The Law of Administrative Organisation of the EU - A Comparative Study

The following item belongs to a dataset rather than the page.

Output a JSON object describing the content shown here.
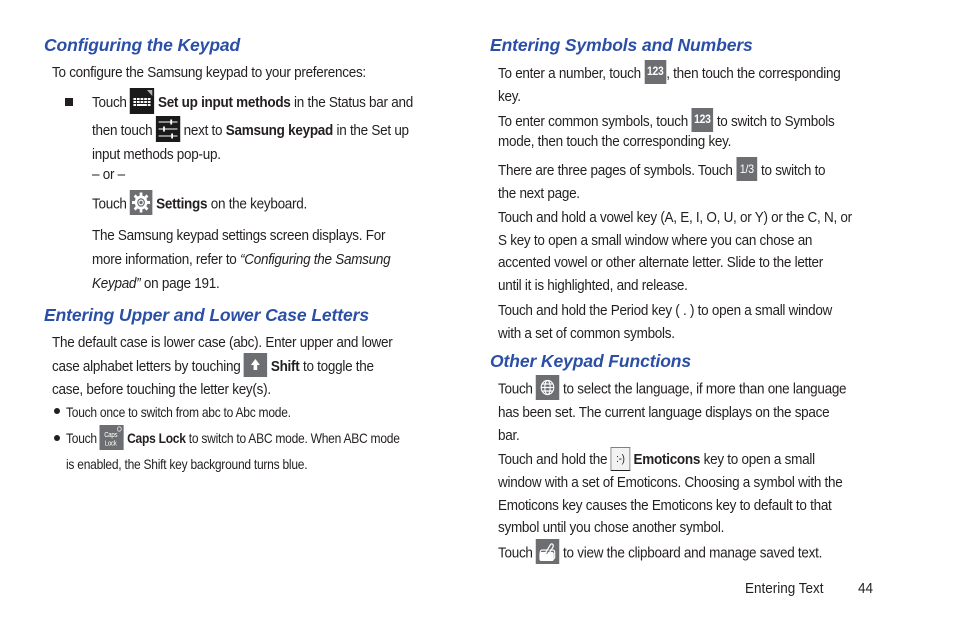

The project proposed aims at developing a law of administrative organisation for the EU following a comparative study of the US administration. The growing differentiation of the administration of the EU is one of the most pertinent developments in the European integration process. The ongoing agencification is most visible, but there are other important features such as the structural change of the Commission, the establishment of an administrative framework of the Council or the transferral of administrative tasks to the European Central Bank. The analysis of this development is far advanced in terms of description and scrutiny of single matters such as judicial review, liability and legitimacy. There is however no comprehensive conceptualisation. In many Member States' administrative jurisdictions a field of the law of administrative organisation can be discerned. Nonetheless, the relevant law of the EU cannot be considered as a synthesis of these jurisdictions. It is expected that new insights can be gained from a comparison with the legal structure of administration in the US, given that it represents an administration comparable in size and with structural parallels such as the existence of independent agencies, the problem of oversight, the construction of interagency relationship and the issue of administrative federalism.In terms of methods, the project does not aim at a schematic transfer of institutions and models from one legal system to the other, but at the advancement of EU law mirrored in an analysis of the US law of administrative organisation. The results of the 2 ½ year project shall be presented in a monograph in English; summary elements shall be published in a paper in German.


Cooperation partner:

Susan Rose-Ackerman, PhD, Henry R. Luce Professor of Jurisprudence, Law School and Department of Political Science, Yale University


funded by Unbenannt